The City of Toronto has been reviewing its taxicab regulations as a result of the service provider Uber operating in Toronto. In a report to the Licensing and Standards Committee, City staff put forward recommendations that would lessen and eliminate specific criteria and regulations for all drivers, existing taxicabs and Uber operators. The City is proposing greater flexibility to allow the market to self-regulate and ultimately determine what consumers need and want.
Local 79 President Tim Maguire told the Committee about the need to regulate in the public interest to ensure safety standards are met, and the need to ensure current taxicab drivers are able to continue to earn a fair living next to their less regulated counterparts. Watch or read his full deputation below.
RE: LS10.3 A New Vehicle-for-Hire Bylaw to Regulate Toronto’s Ground Transportation Industry
Good afternoon, my name is Tim Maguire and I am President of CUPE Local 79. I represent the approximately 20,000 inside workers at the City, delivering services to Toronto’s communities.
Before I get into the specifics of my comments on this very important issue, I want to say that this is part of an historic debate that’s happening in Cities across the world. It’s happening because of the changing economy, changing technology, new players, and new standards. What this debate ought to be about is what is in the public interest. What is the public interest in the City of Toronto as everyone is watching what we do here and in other Cities around the world. And what are the values that drive deciding what is in the public interest.

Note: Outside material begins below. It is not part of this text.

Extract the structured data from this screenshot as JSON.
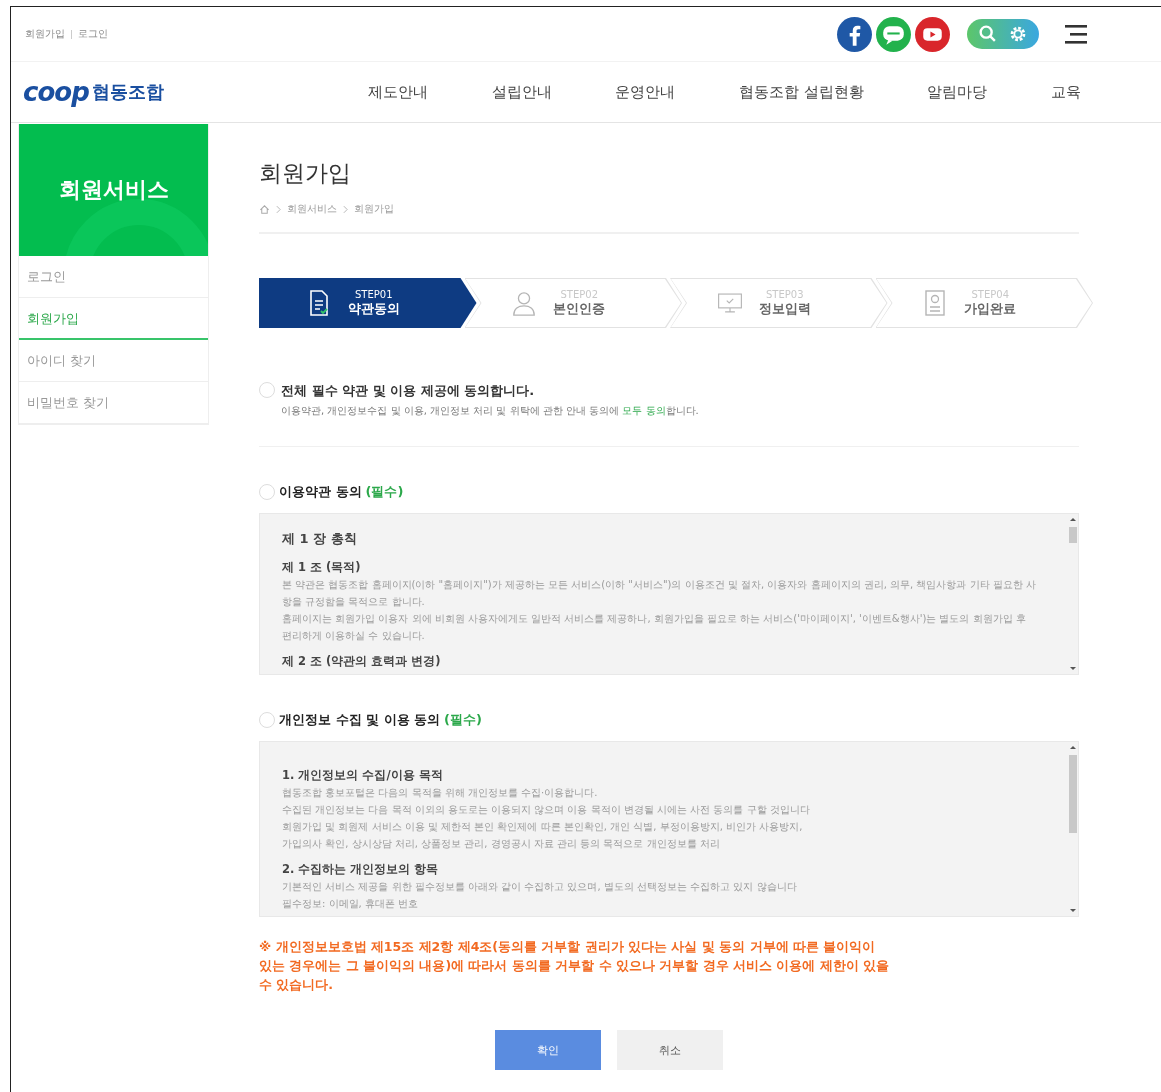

The proposed Vehicle-for-Hire Bylaw creates a two-tiered system that lowers standards across the industry rather than raising standards for unregulated participants. Yes, there are some suggestions in standards that should be applied in some particular areas. The City should regulate the industry in the public interest to meet goals of consumer protection, public safety, economic and environmental health.
The City should not move in the direction of a self-regulating and self-training industry that supports a market interest, not the public interest.
Trying to manage the sharing economy by letting the market run itself is not the answer to this very important question. Market forces alone are not in the best interest of the public, they’re in the best interest of individuals.
And I get that we are in a changing society and a changing economy. I too have children and I have these discussions about the changing world all the time. I talk to them about the values that define public interest and try and educate them as a parent.
Protecting the Public Interest
Many of the proposed changes in the new bylaw reduce public safety and consumer protection.
Lessening, or with a view of reviewing and lessening City-run vehicle inspections puts drivers, passengers and pedestrians at risk. These inspections were introduced for taxicabs in 1998 due to the poor condition of vehicles on the road. Uber vehicles are not required to have City inspections. And if there are improvements that need to be made in the area of inspections and other areas then make them, don’t make them self-regulating.
Eliminating mandatory training, including accessibility training and CPR for new licenses, significantly lowers current industry standards. Training is not only good for the public as it improves customer safety and service; it is also good for drivers. The City says it will increase responsibility but they are transferring the responsibility of Wheel Trans and other accessibility issues to the industry, to private companies, not the public oversight.
Third party criminal and driver checks for Uber Drivers rely on private companies to ensure minimum standards are being met. This should not be about minimum standards, it ought to be about highest standards. In a competitive market where Uber’s primary focus has been to continue operations at all costs and low costs, the public has no guarantee drivers have appropriate screening.
Passenger Fares and Driver Livelihood
With regard to passenger fares and driver livelihood, surge pricing allows Uber Drivers to set their own rates when demand is high and does not protect consumers and leads to price gouging. Taxi drivers cannot adjust rates. This means lower earning potential when they already pay higher licensing fees. The separate fee structure has the opposite effect of increasing competitiveness and, taxi drivers at a disadvantage to their less-regulated competitors. We ought to be pushing to maintain living standards, and wages and stable work lives, not lower them to the lowest common denominator.
It is not in the public interest to exacerbate rising income inequality by succumbing to market pressure to reduce the income of taxi drivers.
City Staff and Council are responsible for the economic and environmental health of the City. With no restriction to the number of vehicles on the road there will be more congestion, and greater challenge for enforcement staff, as bylaw infractions and customer complaints increase. And I also represent these members.
Instead of regulating current conditions in the public interest, the City has undermined its ability to provide oversight of an industry in which unregulated participants have been allowed to erode what protections exist. With no mandatory or minimum training requirements, reduced safety standards, and de-regulated fares and licensing, the City is relying on the industry to self-regulate when it has already shown a preference to operate outside regulation – and increase its market share in doing so. What would City Councillors and the public think if the City were to allow other industries to self-inspect and put the public at risk, such as restaurants and child care centres.
If problems exist in regulation, let’s fix the problem, not move away from regulation. And in doing so, we can protect the public interest and say no to Uber Capitalism.